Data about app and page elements
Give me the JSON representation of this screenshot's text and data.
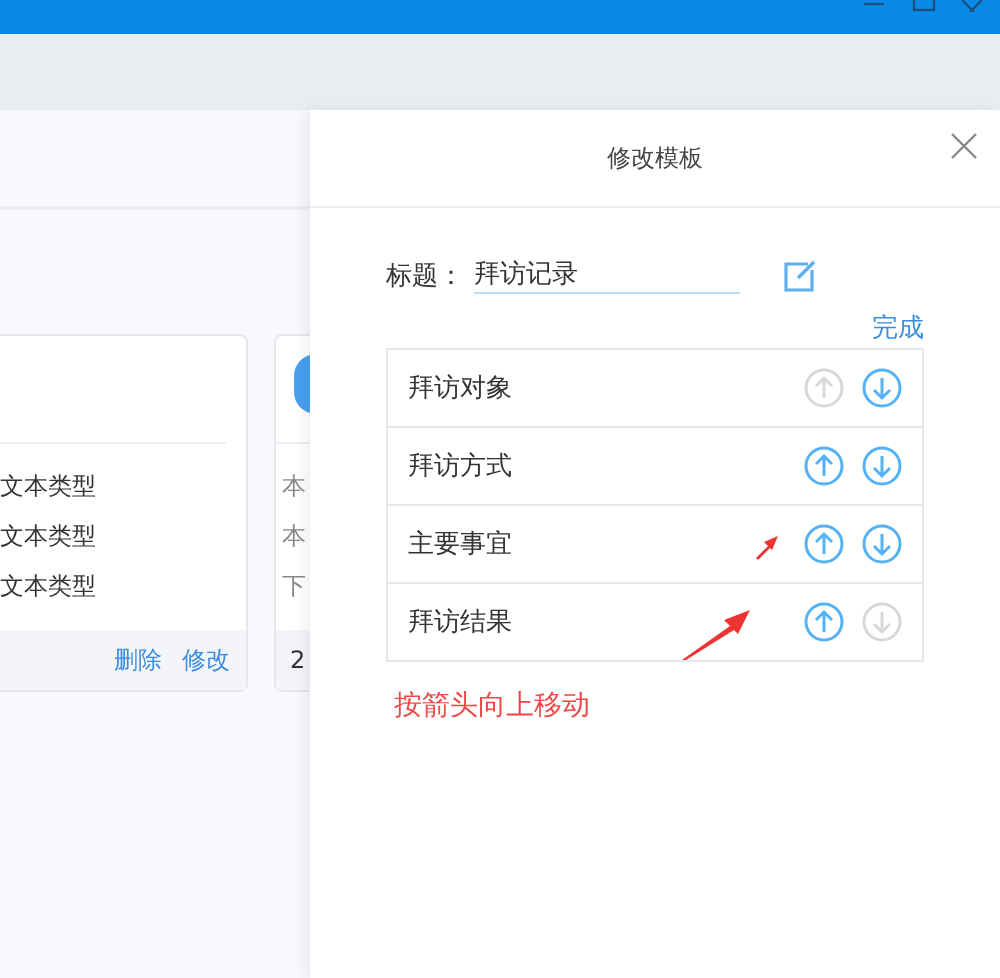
{
  "background_cards": [
    {
      "fields": [
        "文本类型",
        "文本类型",
        "文本类型"
      ],
      "actions": [
        "删除",
        "修改"
      ]
    },
    {
      "fields": [
        "本",
        "本",
        "下"
      ],
      "footer": "2"
    }
  ],
  "panel": {
    "title": "修改模板",
    "title_label": "标题：",
    "title_value": "拜访记录",
    "done_link": "完成",
    "fields": [
      {
        "label": "拜访对象",
        "up_disabled": true,
        "down_disabled": false
      },
      {
        "label": "拜访方式",
        "up_disabled": false,
        "down_disabled": false
      },
      {
        "label": "主要事宜",
        "up_disabled": false,
        "down_disabled": false
      },
      {
        "label": "拜访结果",
        "up_disabled": false,
        "down_disabled": true
      }
    ],
    "annotation": "按箭头向上移动"
  }
}
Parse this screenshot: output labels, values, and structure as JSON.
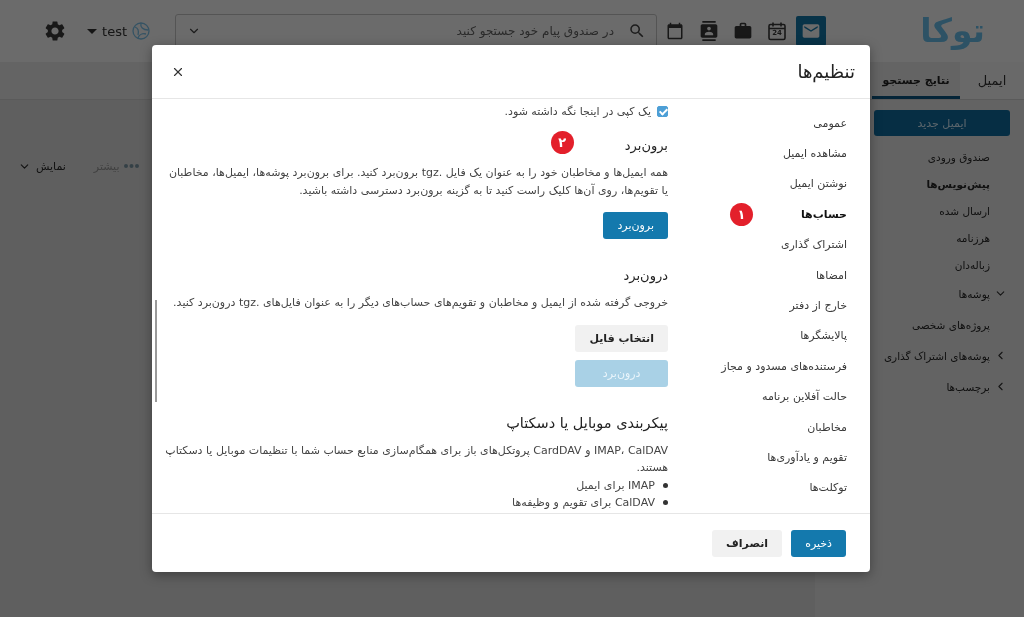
{
  "top_bar": {
    "logo": "توکا",
    "apps": [
      {
        "kind": "mail",
        "selected": true
      },
      {
        "kind": "day",
        "selected": false,
        "day_number": "24"
      },
      {
        "kind": "briefcase",
        "selected": false
      },
      {
        "kind": "contacts",
        "selected": false
      },
      {
        "kind": "calendar",
        "selected": false
      }
    ],
    "search": {
      "placeholder": "در صندوق پیام خود جستجو کنید"
    },
    "user": {
      "name": "test"
    }
  },
  "tab_bar": {
    "module_title": "ایمیل",
    "tabs": [
      {
        "label": "نتایج جستجو",
        "selected": true
      }
    ]
  },
  "sidebar": {
    "new_email_button": "ایمیل جدید",
    "folders": [
      {
        "kind": "folder",
        "label": "صندوق ورودی",
        "unread": false
      },
      {
        "kind": "folder",
        "label": "پیش‌نویس‌ها",
        "unread": true
      },
      {
        "kind": "folder",
        "label": "ارسال شده",
        "unread": false
      },
      {
        "kind": "folder",
        "label": "هرزنامه",
        "unread": false
      },
      {
        "kind": "folder",
        "label": "زباله‌دان",
        "unread": false
      },
      {
        "kind": "group",
        "label": "پوشه‌ها",
        "expanded": true,
        "children": [
          {
            "kind": "folder",
            "label": "پروژه‌های شخصی",
            "unread": false
          }
        ]
      },
      {
        "kind": "group",
        "label": "پوشه‌های اشتراک گذاری",
        "expanded": false
      },
      {
        "kind": "group",
        "label": "برچسب‌ها",
        "expanded": false
      }
    ]
  },
  "toolbar": {
    "more": {
      "label": "بیشتر",
      "disabled": true
    },
    "view": {
      "label": "نمایش"
    }
  },
  "settings_dialog": {
    "title": "تنظیم‌ها",
    "nav": [
      {
        "label": "عمومی",
        "selected": false
      },
      {
        "label": "مشاهده ایمیل",
        "selected": false
      },
      {
        "label": "نوشتن ایمیل",
        "selected": false
      },
      {
        "label": "حساب‌ها",
        "selected": true,
        "marker": "۱"
      },
      {
        "label": "اشتراک گذاری",
        "selected": false
      },
      {
        "label": "امضاها",
        "selected": false
      },
      {
        "label": "خارج از دفتر",
        "selected": false
      },
      {
        "label": "پالایشگرها",
        "selected": false
      },
      {
        "label": "فرستنده‌های مسدود و مجاز",
        "selected": false
      },
      {
        "label": "حالت آفلاین برنامه",
        "selected": false
      },
      {
        "label": "مخاطبان",
        "selected": false
      },
      {
        "label": "تقویم و یادآوری‌ها",
        "selected": false
      },
      {
        "label": "توکلت‌ها",
        "selected": false
      }
    ],
    "keep_copy": {
      "label": "یک کپی در اینجا نگه داشته شود.",
      "checked": true
    },
    "sections": [
      {
        "kind": "subsection",
        "title": "برون‌برد",
        "marker": "۲",
        "paragraph": "همه ایمیل‌ها و مخاطبان خود را به عنوان یک فایل .tgz برون‌برد کنید. برای برون‌برد پوشه‌ها، ایمیل‌ها، مخاطبان یا تقویم‌ها، روی آن‌ها کلیک راست کنید تا به گزینه برون‌برد دسترسی داشته باشید.",
        "buttons": [
          {
            "label": "برون‌برد",
            "kind": "primary",
            "disabled": false
          }
        ]
      },
      {
        "kind": "subsection",
        "title": "درون‌برد",
        "paragraph": "خروجی گرفته شده از ایمیل و مخاطبان و تقویم‌های حساب‌های دیگر را به عنوان فایل‌های .tgz درون‌برد کنید.",
        "buttons": [
          {
            "label": "انتخاب فایل",
            "kind": "secondary",
            "disabled": false
          },
          {
            "label": "درون‌برد",
            "kind": "primary",
            "disabled": true
          }
        ]
      },
      {
        "kind": "section",
        "title": "پیکربندی موبایل یا دسکتاپ",
        "paragraph": "IMAP، CalDAV و CardDAV پروتکل‌های باز برای همگام‌سازی منابع حساب شما با تنظیمات موبایل یا دسکتاپ هستند.",
        "bullets": [
          "IMAP برای ایمیل",
          "CalDAV برای تقویم و وظیفه‌ها"
        ]
      }
    ],
    "footer_buttons": [
      {
        "label": "ذخیره",
        "kind": "primary"
      },
      {
        "label": "انصراف",
        "kind": "secondary"
      }
    ]
  }
}
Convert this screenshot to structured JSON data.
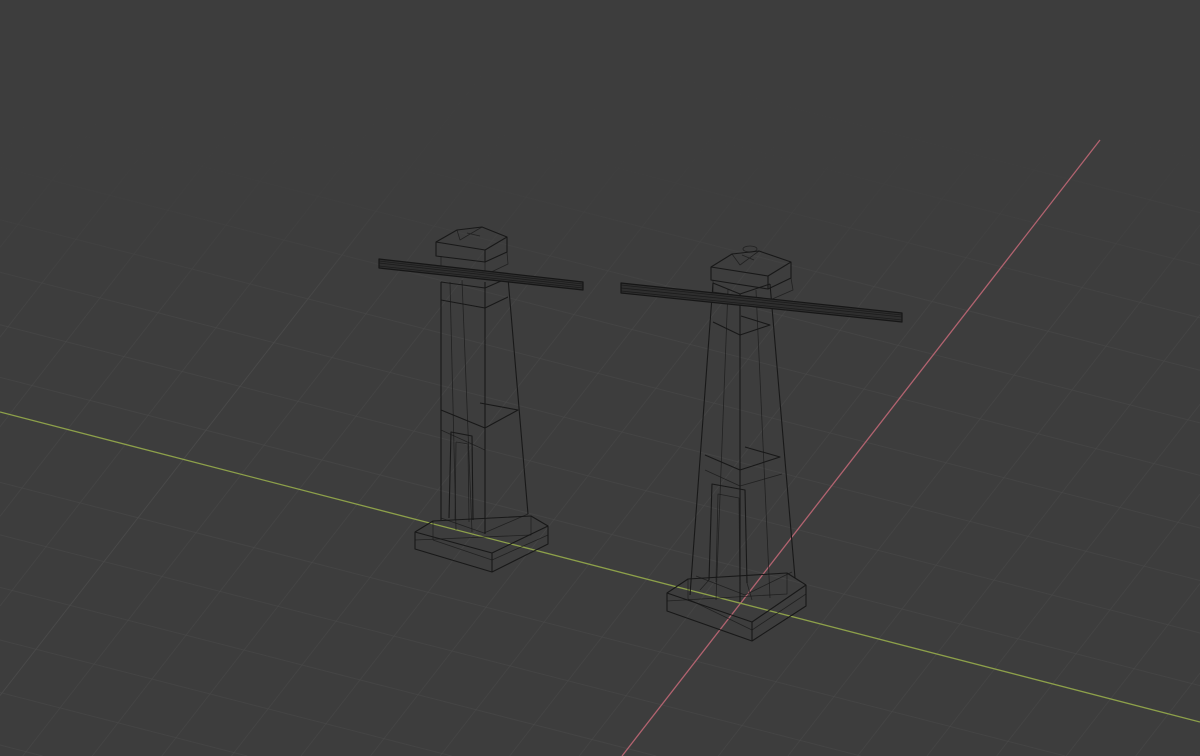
{
  "viewport": {
    "background_color": "#3d3d3d",
    "grid_line_color": "#4a4a4a",
    "x_axis_color": "#b26370",
    "y_axis_color": "#8da04a",
    "wire_color": "#161616",
    "view_mode": "wireframe"
  },
  "scene_objects": [
    {
      "name": "post-left",
      "type": "mesh"
    },
    {
      "name": "post-right",
      "type": "mesh"
    }
  ]
}
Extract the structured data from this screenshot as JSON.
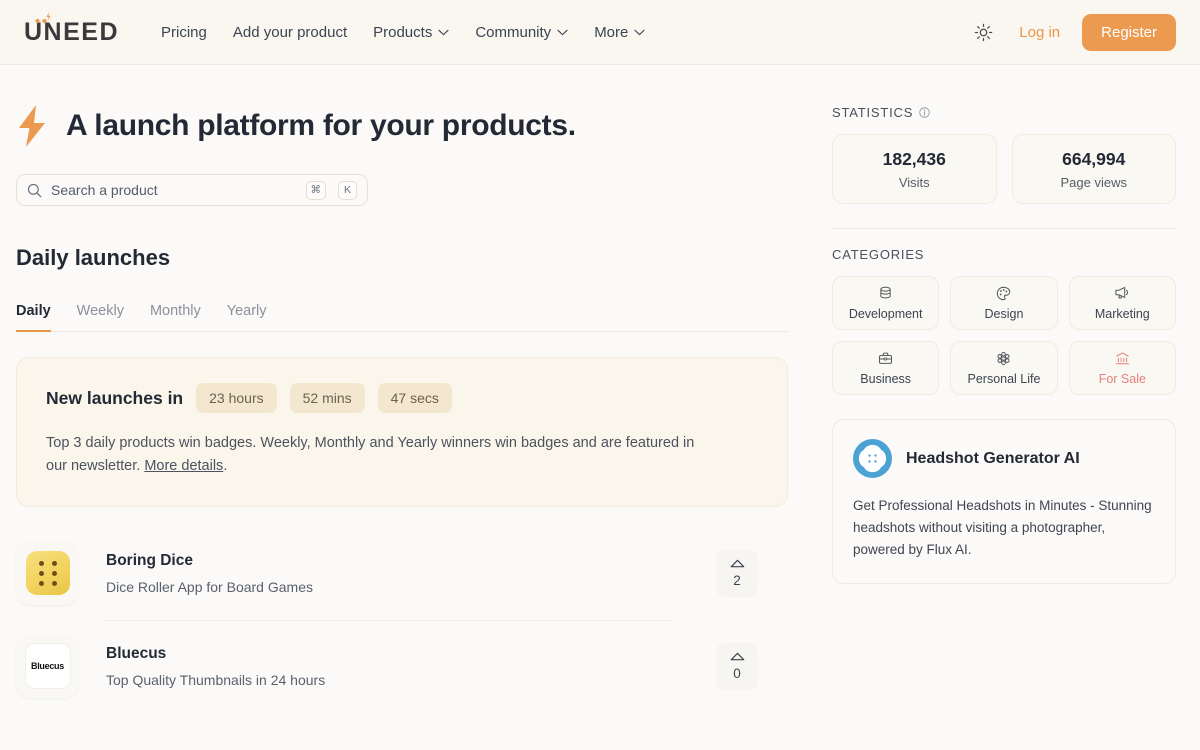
{
  "header": {
    "logo_text": "UNEED",
    "nav": [
      {
        "label": "Pricing",
        "has_dropdown": false
      },
      {
        "label": "Add your product",
        "has_dropdown": false
      },
      {
        "label": "Products",
        "has_dropdown": true
      },
      {
        "label": "Community",
        "has_dropdown": true
      },
      {
        "label": "More",
        "has_dropdown": true
      }
    ],
    "theme_icon": "sun-icon",
    "login_label": "Log in",
    "register_label": "Register",
    "accent_color": "#ec9a50"
  },
  "hero": {
    "icon": "lightning-bolt-icon",
    "title": "A launch platform for your products.",
    "search_placeholder": "Search a product",
    "search_value": "",
    "search_icon": "search-icon",
    "shortcut_keys": [
      "⌘",
      "K"
    ]
  },
  "launches": {
    "section_title": "Daily launches",
    "tabs": [
      {
        "label": "Daily",
        "active": true
      },
      {
        "label": "Weekly",
        "active": false
      },
      {
        "label": "Monthly",
        "active": false
      },
      {
        "label": "Yearly",
        "active": false
      }
    ]
  },
  "banner": {
    "title": "New launches in",
    "countdown": [
      "23 hours",
      "52 mins",
      "47 secs"
    ],
    "description_pre": "Top 3 daily products win badges. Weekly, Monthly and Yearly winners win badges and are featured in our newsletter. ",
    "link_label": "More details",
    "description_post": "."
  },
  "products": [
    {
      "name": "Boring Dice",
      "description": "Dice Roller App for Board Games",
      "upvotes": "2",
      "thumb": "dice-icon"
    },
    {
      "name": "Bluecus",
      "description": "Top Quality Thumbnails in 24 hours",
      "upvotes": "0",
      "thumb": "bluecus-wordmark"
    }
  ],
  "statistics": {
    "label": "STATISTICS",
    "info_icon": "info-icon",
    "cards": [
      {
        "value": "182,436",
        "label": "Visits"
      },
      {
        "value": "664,994",
        "label": "Page views"
      }
    ]
  },
  "categories": {
    "label": "CATEGORIES",
    "items": [
      {
        "label": "Development",
        "icon": "database-icon",
        "highlight": false
      },
      {
        "label": "Design",
        "icon": "palette-icon",
        "highlight": false
      },
      {
        "label": "Marketing",
        "icon": "megaphone-icon",
        "highlight": false
      },
      {
        "label": "Business",
        "icon": "briefcase-icon",
        "highlight": false
      },
      {
        "label": "Personal Life",
        "icon": "flower-icon",
        "highlight": false
      },
      {
        "label": "For Sale",
        "icon": "bank-icon",
        "highlight": true
      }
    ],
    "highlight_color": "#e8807e"
  },
  "promo": {
    "logo": "headshot-generator-logo",
    "title": "Headshot Generator AI",
    "text": "Get Professional Headshots in Minutes - Stunning headshots without visiting a photographer, powered by Flux AI."
  }
}
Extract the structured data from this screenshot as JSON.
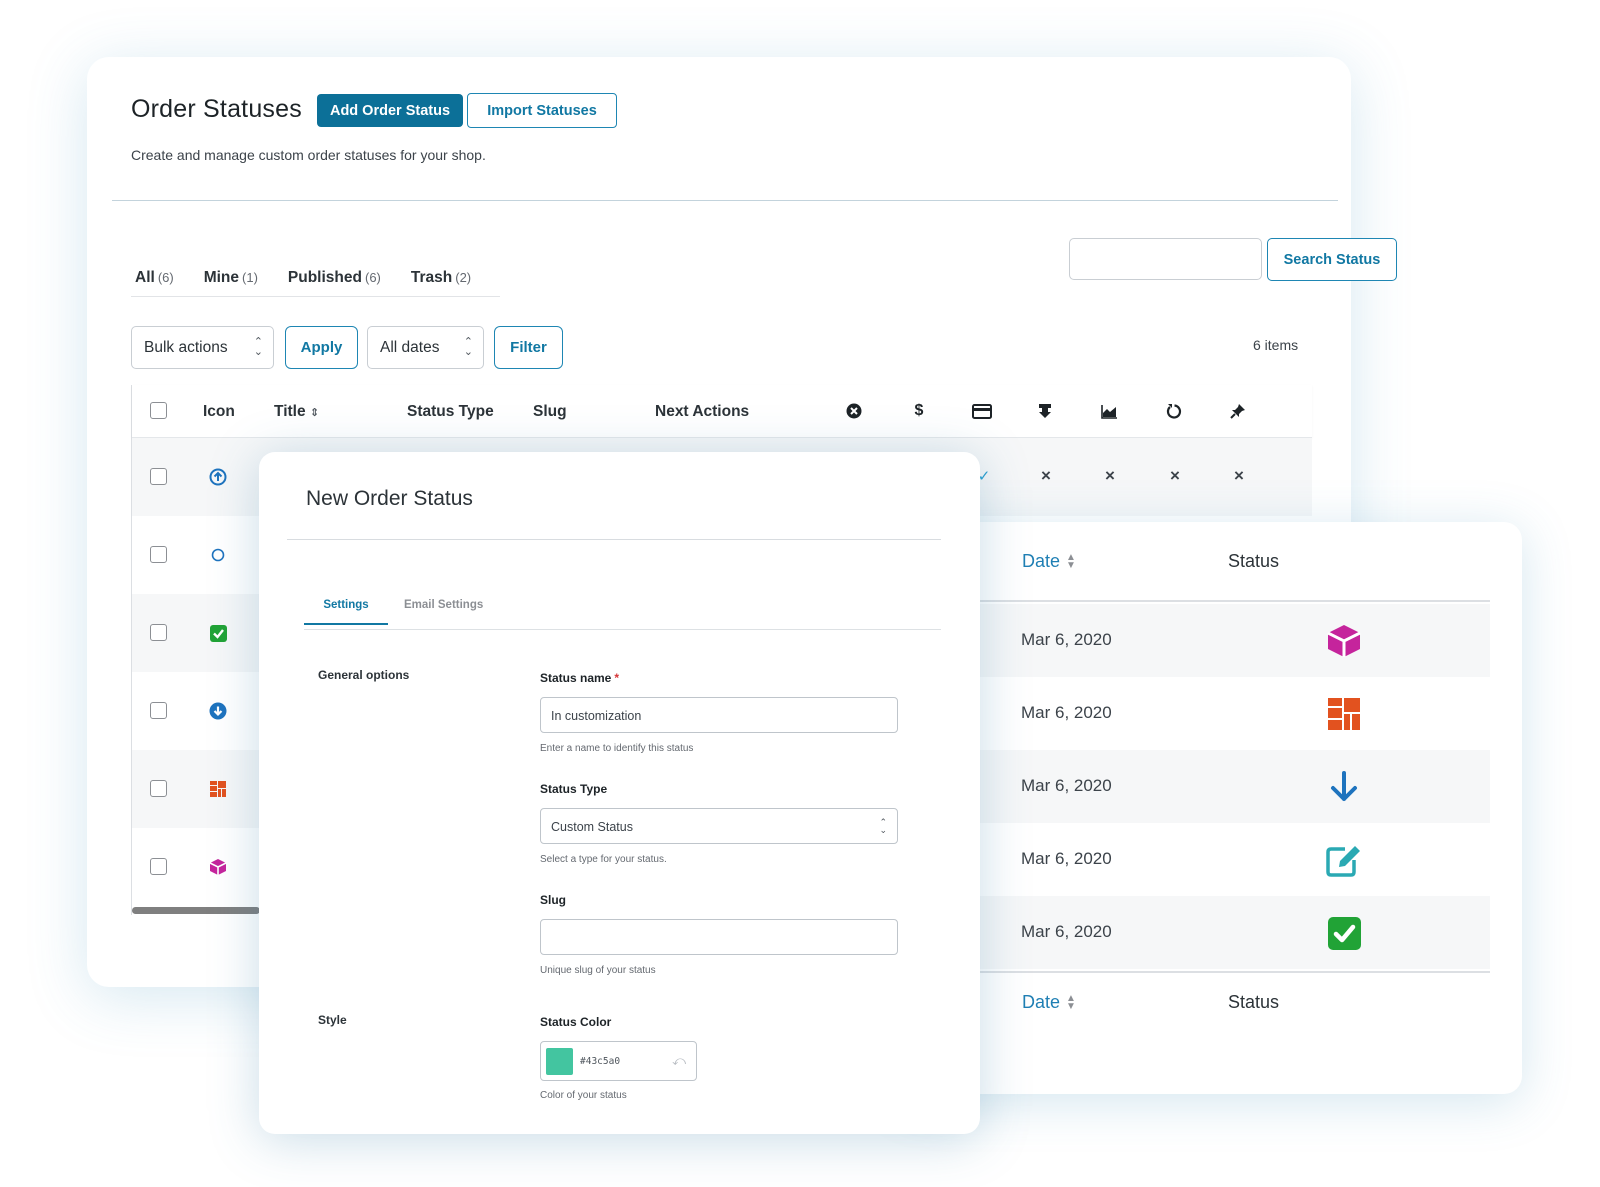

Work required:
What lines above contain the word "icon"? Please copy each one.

Expected output:
    "theme_icon": "sun-icon",
    "icon": "lightning-bolt-icon",
    "search_icon": "search-icon",
      "thumb": "dice-icon"
    "info_icon": "info-icon",
        "icon": "database-icon",
        "icon": "palette-icon",
        "icon": "megaphone-icon",
        "icon": "briefcase-icon",
        "icon": "flower-icon",
        "icon": "bank-icon",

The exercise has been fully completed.